What jumped out at me at first was that there are people earning well into the six figures. The second thing was how many are working for practically nothing. How does that happen? Are the low wage earners working at this only part-time? Are the top earners agency owners, or is there income inclusive of other elements, such as a hiring commission or executive search, etc.? Or are they from outside the U.S. and the income is being expressed in their native currency?

For one, we did separate out asking for annual compensation minus any bonuses and/or commissions, so there is one question answered. And we did ask for compensation to be described in U.S. currency. But we did not differentiate part-time work vs. full time. In the future, this should be a consideration to help provide the most accurate assessment as possible with this survey.

For comparison’s sake, I looked at a few other resources that share salary information for jobs — Indeed and Simply Hired. (Note: is not included because searches for sourcer, technical sourcer, phone sourcer, names sourcer, recruiting sourcer, etc. yielded either no results or completely unrelated jobs….) Here’s what I found:

Obviously, there is a huge difference between the compensation information we collected directly from sourcing professionals, and these resources which automatically grab salary information from job postings. SimplyHired’s average is nearly $20,000 less than our findings, and Indeed’s is almost half of what we found. So what accounts for these drastic differences?

From the Horse’s Mouth

When you click on the SimplyHired ‘sourcer’ link, a list of jobs with the word “sourcer” come up. Same with Indeed. While many of them are actual recruitment sourcing jobs, there are some oddball ones mixed in. Therefore, one can assume that the salary data being collected is not completely accurate because jobs that aren’t actually recruitment sourcing jobs are being counted.

While our findings may also not be 100% accurate, we know that the data is being collected directly from sourcers who are in the trenches doing the work. The data collected is primary research.

Job Description vs. Actual Job Function

Another possible explanation of the disconnect between our findings and the data provided by other resources is that the jobs being described by lots of job postings for sourcers are different from the actual function of sourcing as defined by those who participated in the survey. For example, here is some verbiage from one of the sourcing positions listed via Indeed. The title of this job is ‘Sourcer/Recruiting Support’:

  • Develops and implements sourcing strategies based on position requirements; identifies, evaluates and places job postings in appropriate sources such as social media, professional organizations, niche sites, Linked In, etc.
  • Helps with initial candidate assessment by reviewing resumes and conducting screening activities
  • Ensures the maintenance of accurate and concise records and reports concerning all phases of the recruitment process.
  • Communicates with candidates regarding status, scheduling of interviews, process, etc.

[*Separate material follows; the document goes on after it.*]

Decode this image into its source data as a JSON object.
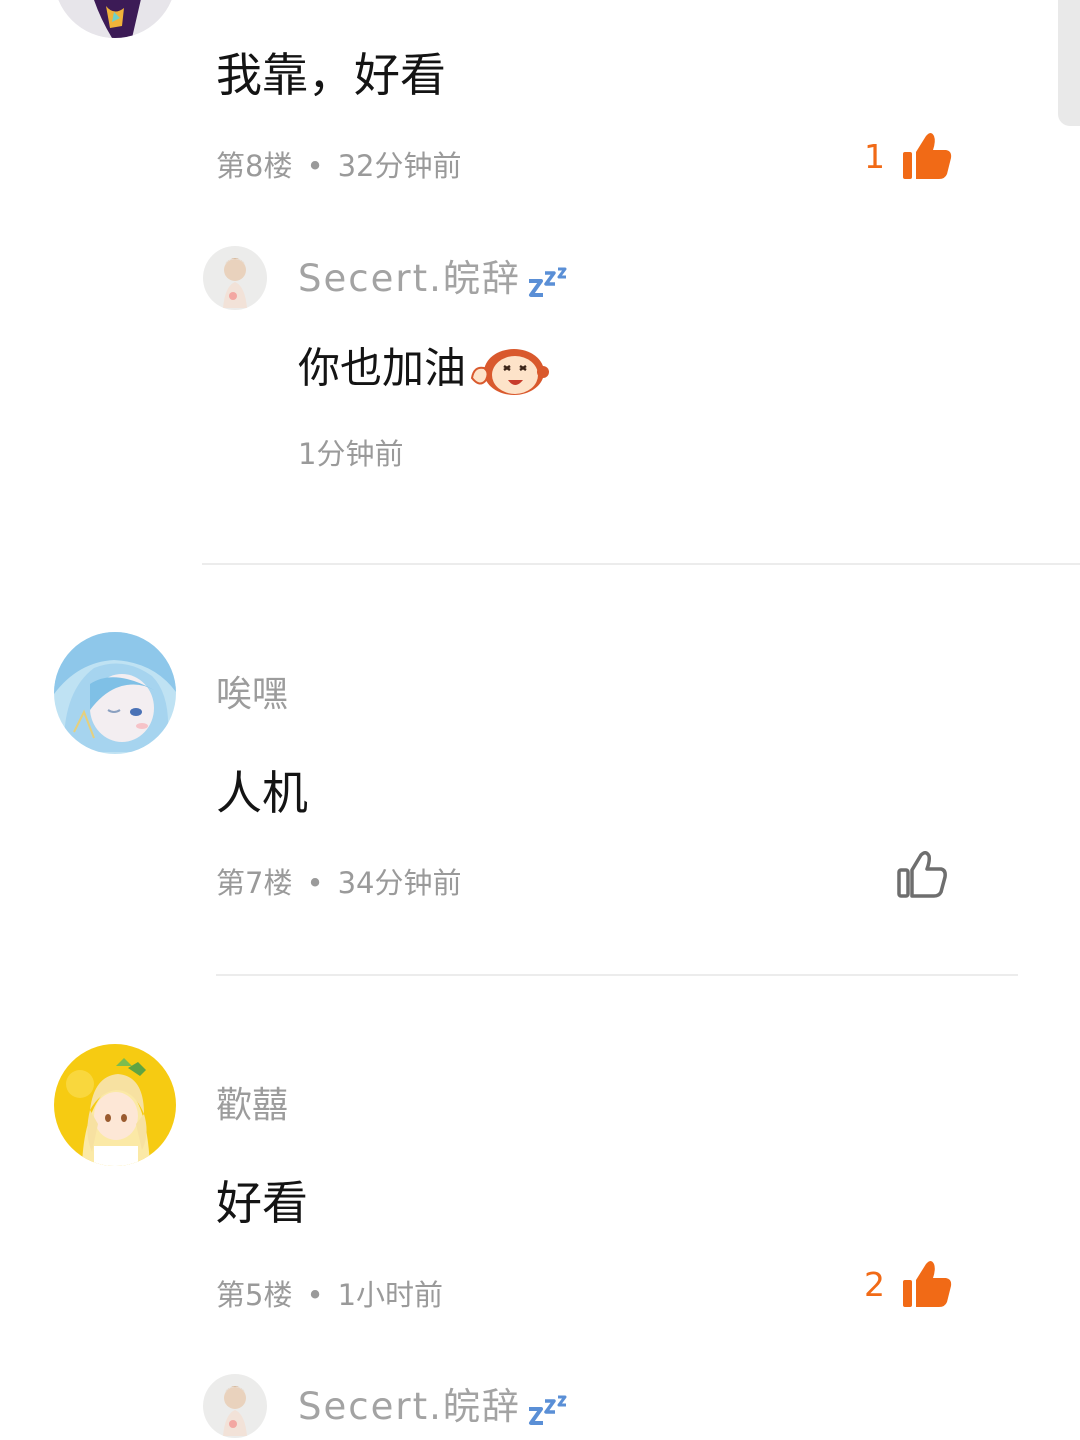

The first two bullet points are certainly sourcing responsibilities (though not much strategy involved in posting jobs), but the second two would be more for an administrative assistant or recruiting coordinator type role. 

There are still plenty of great sourcing jobs that are more in line with our compensation findings — like this one, this one, and this one. But it still doesn’t explain the low comp levels that Indeed and SimplyHired have collected and shown as average for sourcers. I would be interested in hearing other theories on this.

* * *

At the end of the day, I am more inclined to believe the data that we have collected from you, our community, over data that is scraped automatically from job postings. Hopefully the next time we run this survey we will be able to get more of a feel of the international levels of compensation and thus draw comparisons across the globe. If you would like to review the raw results of our survey you can click here to download and review the survey in PDF form.

Get articles like this
in your inbox
Subscribe to our mailing list and get interesting articles about talent acquisition emailed weekly!